AO:      Well I’m not an MDS doctor actually so it’s not a special indication, well we definitely have data supporting that EPO plus DSFF might work in a fraction of the patients but unfortunately the major effect is in the fraction of patients who have not that very poor prognosis. It’s still a great unmet medical need in patients with poor prognosis MDS and who have special problems that they need transfusions for a very long time, who have problems with iron overload and things like that.

 

MA:      Indeed the MDS is often an indication which is not recognised and certainly the experts in that field are trying to make it clear for which patients we should or should not be using erythropoietins. And they have some specific guidelines and our colleague from Italy presented us with the Italian guidelines and also the guidelines in different other countries.

 

Coming back to the beginning of our discussion and to the fact that we have many surgeons among us and that we saw these variations and that we have this Australian data showing how you can improve on this, I think for us it’s quite important to realise that they insisted on the fact that the patients should be evaluated correctly before a surgical procedure that could lead to anaemia. This is also true for our patients in haematology oncology. Shouldn’t we always evaluate the iron reserves, the vitamin B12 at the foliate levels of a patient when we start them on chemotherapy because they can run into anaemia very quickly and we could do something to prevent that if we identify the problem first?

 

DS:      Yes, of course. Before starting a treatment you should always evaluate the correctable causes and these three things you mentioned, they are for sure correctable. Also causes of bleeding should also be excluded in patients because patients can have other reasons of bleeding so we should always look at that. And then, as you told us, we have some guidelines but they are mainly looking at the cut-off value and I think that other factors are also important in trying to improve the anaemia in our patients because we should look at quality of life but that’s very difficult because we mainly use this as an outcome in clinical trials and clinical practice, we don’t have all these nice IT devices to evaluate the impact of our treatments on quality of life. But I think there is a need of adaption of our guidelines to involve more clinical in all the endpoints.

 

MA:      Are there any comments that you would like to make about our session today or the discussions we had?

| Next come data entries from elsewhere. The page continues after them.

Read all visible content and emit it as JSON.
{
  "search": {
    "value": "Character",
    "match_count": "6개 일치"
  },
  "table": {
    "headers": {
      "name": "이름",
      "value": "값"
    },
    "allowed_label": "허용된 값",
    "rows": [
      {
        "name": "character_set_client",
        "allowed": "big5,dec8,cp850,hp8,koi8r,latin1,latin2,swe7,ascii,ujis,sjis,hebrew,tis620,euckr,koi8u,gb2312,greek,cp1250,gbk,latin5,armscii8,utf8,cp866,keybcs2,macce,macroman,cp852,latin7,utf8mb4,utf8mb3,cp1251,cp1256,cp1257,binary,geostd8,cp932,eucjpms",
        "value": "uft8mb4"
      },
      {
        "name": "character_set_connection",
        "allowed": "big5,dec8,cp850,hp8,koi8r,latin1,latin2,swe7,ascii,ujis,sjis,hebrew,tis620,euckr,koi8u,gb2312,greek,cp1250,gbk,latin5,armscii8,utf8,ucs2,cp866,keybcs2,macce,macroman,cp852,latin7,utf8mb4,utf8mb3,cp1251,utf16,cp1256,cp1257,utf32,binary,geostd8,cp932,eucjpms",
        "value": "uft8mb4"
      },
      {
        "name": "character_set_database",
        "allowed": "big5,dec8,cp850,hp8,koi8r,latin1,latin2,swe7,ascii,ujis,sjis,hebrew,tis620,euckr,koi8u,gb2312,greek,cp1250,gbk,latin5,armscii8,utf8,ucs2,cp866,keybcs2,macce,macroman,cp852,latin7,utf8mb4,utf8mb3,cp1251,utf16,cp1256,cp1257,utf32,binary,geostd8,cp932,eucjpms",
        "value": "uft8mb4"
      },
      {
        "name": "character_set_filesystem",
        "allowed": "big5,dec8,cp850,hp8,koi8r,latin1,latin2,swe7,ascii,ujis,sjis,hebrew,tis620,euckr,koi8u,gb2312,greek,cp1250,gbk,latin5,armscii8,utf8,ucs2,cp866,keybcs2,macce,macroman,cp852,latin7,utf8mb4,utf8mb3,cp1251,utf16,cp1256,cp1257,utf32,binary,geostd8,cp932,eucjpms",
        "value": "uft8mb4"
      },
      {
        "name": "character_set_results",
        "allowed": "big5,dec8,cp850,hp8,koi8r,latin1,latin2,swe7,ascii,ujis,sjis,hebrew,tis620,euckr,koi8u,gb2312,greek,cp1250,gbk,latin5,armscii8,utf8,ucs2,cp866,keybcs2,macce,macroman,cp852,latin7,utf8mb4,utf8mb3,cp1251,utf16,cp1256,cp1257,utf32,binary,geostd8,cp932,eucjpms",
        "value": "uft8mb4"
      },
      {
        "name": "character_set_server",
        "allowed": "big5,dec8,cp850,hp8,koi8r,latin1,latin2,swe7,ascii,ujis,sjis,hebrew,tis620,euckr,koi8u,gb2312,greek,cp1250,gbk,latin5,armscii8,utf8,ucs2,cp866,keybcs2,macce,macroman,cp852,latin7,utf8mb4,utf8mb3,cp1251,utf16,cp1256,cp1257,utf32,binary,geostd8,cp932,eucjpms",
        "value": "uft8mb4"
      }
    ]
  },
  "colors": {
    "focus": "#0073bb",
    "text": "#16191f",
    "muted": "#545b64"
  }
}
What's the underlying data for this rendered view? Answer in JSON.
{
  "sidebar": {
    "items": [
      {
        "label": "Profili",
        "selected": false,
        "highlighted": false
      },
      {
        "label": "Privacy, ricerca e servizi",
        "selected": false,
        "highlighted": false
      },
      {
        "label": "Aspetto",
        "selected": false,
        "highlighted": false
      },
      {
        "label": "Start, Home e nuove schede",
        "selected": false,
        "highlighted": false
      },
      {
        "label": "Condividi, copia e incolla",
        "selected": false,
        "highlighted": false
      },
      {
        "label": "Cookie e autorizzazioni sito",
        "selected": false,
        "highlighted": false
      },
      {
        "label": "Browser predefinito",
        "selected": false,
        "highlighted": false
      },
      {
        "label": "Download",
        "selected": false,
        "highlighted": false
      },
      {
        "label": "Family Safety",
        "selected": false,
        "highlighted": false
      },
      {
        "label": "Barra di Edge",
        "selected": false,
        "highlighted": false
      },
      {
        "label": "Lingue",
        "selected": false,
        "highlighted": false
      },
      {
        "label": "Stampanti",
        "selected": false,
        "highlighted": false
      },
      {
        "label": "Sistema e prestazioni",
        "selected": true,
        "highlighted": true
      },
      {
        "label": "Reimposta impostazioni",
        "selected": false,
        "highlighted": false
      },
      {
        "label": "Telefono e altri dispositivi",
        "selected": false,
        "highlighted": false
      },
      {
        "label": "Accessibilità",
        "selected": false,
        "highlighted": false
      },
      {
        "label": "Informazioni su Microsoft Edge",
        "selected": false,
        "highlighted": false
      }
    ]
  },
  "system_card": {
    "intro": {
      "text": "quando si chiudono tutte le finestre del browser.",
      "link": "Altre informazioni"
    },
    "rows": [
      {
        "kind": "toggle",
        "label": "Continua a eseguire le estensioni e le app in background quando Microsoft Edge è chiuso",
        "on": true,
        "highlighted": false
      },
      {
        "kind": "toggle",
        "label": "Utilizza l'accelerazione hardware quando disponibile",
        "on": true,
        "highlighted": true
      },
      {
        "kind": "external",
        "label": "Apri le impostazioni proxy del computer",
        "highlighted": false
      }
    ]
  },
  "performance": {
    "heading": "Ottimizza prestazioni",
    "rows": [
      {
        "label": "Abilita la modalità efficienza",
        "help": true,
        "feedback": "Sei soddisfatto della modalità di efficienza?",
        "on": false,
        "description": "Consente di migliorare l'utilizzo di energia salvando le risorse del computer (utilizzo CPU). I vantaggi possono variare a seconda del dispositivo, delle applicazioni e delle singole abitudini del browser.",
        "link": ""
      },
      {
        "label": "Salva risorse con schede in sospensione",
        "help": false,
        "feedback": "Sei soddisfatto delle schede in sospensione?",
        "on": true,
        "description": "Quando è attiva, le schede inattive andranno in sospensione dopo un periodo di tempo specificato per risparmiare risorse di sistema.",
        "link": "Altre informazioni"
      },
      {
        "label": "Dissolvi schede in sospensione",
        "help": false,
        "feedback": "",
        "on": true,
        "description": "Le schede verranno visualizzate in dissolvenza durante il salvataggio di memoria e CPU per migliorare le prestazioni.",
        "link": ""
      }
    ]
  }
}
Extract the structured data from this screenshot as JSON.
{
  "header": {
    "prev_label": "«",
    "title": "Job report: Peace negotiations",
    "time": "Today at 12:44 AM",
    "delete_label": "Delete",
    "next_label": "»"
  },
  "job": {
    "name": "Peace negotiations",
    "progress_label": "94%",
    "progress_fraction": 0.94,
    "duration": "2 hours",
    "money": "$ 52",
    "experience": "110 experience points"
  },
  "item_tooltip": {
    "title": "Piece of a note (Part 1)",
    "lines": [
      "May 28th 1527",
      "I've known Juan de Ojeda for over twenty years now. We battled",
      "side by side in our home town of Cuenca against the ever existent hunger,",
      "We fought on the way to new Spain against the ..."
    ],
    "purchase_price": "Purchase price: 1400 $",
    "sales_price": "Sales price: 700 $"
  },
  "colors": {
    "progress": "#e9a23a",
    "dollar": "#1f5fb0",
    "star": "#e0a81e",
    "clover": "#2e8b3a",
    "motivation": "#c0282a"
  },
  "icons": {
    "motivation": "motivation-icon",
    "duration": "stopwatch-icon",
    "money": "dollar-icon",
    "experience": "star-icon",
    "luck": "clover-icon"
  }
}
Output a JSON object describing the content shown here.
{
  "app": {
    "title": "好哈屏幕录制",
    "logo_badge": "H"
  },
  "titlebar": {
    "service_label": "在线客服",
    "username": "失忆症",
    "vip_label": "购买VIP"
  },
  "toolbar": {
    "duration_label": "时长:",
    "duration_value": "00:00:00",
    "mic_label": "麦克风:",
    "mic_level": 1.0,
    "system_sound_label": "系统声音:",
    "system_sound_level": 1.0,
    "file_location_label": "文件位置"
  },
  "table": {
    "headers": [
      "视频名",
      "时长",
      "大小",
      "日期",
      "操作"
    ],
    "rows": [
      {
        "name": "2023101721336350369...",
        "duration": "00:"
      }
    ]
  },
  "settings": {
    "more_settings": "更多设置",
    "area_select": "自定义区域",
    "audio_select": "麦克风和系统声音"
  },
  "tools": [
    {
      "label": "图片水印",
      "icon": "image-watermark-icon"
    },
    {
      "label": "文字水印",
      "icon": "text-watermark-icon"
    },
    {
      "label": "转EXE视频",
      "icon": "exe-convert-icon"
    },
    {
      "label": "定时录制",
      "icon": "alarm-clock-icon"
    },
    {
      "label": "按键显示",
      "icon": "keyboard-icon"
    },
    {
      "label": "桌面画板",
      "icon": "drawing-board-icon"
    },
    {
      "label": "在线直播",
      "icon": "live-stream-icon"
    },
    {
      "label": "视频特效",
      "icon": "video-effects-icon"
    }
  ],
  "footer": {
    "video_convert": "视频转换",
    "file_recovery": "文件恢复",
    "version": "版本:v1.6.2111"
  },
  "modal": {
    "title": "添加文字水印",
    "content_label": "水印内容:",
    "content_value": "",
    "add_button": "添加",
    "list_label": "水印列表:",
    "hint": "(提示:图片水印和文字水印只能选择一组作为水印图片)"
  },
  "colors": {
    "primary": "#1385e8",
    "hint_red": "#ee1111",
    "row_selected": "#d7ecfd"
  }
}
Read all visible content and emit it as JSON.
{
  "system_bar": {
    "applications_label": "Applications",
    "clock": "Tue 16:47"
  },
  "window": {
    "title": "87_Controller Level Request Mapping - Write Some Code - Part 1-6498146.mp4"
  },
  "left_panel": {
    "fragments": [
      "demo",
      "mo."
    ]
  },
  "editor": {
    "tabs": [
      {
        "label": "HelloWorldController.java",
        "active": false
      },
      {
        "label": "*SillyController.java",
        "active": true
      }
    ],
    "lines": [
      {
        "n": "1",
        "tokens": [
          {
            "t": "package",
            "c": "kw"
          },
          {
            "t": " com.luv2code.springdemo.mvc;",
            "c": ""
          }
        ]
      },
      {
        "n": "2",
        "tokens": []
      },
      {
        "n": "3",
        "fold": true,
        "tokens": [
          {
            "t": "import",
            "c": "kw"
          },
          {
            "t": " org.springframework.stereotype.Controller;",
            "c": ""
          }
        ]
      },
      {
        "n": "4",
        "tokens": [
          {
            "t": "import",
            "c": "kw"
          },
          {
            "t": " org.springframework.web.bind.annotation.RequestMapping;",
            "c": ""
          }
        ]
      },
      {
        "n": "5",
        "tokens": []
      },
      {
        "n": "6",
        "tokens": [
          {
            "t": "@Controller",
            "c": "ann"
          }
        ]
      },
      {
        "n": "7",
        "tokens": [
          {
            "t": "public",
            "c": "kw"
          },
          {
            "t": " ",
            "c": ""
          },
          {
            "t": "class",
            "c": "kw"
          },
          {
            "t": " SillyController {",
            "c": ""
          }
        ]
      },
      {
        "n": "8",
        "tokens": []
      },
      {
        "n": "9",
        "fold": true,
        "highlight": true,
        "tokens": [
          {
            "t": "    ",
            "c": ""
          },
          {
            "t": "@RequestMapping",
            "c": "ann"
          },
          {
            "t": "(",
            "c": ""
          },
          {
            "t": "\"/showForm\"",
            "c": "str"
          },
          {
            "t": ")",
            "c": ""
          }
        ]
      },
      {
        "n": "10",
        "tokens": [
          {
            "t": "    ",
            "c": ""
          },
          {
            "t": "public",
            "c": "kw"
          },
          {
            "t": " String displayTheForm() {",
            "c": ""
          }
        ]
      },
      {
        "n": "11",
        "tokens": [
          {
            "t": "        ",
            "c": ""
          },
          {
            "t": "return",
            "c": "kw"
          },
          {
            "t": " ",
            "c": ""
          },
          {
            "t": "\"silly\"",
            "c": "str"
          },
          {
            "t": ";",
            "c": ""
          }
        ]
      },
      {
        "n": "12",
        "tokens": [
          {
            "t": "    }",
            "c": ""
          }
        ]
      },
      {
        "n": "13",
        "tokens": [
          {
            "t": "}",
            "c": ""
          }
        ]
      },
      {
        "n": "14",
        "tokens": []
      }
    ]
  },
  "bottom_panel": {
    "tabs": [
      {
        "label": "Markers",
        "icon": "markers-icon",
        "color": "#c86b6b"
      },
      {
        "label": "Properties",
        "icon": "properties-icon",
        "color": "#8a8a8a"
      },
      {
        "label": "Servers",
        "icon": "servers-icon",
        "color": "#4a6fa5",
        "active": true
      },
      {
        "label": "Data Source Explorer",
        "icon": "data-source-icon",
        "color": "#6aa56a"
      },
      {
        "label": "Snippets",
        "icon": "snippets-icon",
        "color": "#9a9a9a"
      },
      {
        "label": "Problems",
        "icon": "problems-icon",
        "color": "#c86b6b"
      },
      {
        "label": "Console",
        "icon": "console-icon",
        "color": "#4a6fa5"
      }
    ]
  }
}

Also in the breakouts, anything that I forgot to ask you or comment upon?

 

DS:      In future we will see more and more elderly patients and that’s a big group that will become part of our society but also in oncology. These patients will have specific needs because, for instance, when you are giving a transfusion you are also causing overload, volume overload, and we will have to deal with that also. I think we should look at these elderly patients, how to manage anaemia in this group.

 

MA:      Thank you very much, Dirk, for having mentioned the elderly patients who indeed are becoming the major part of our cancer patients because of an aging population. I’d like to thank you all for your attention to this ecancer session and welcome you to the next one you might want to participate in. Thank you.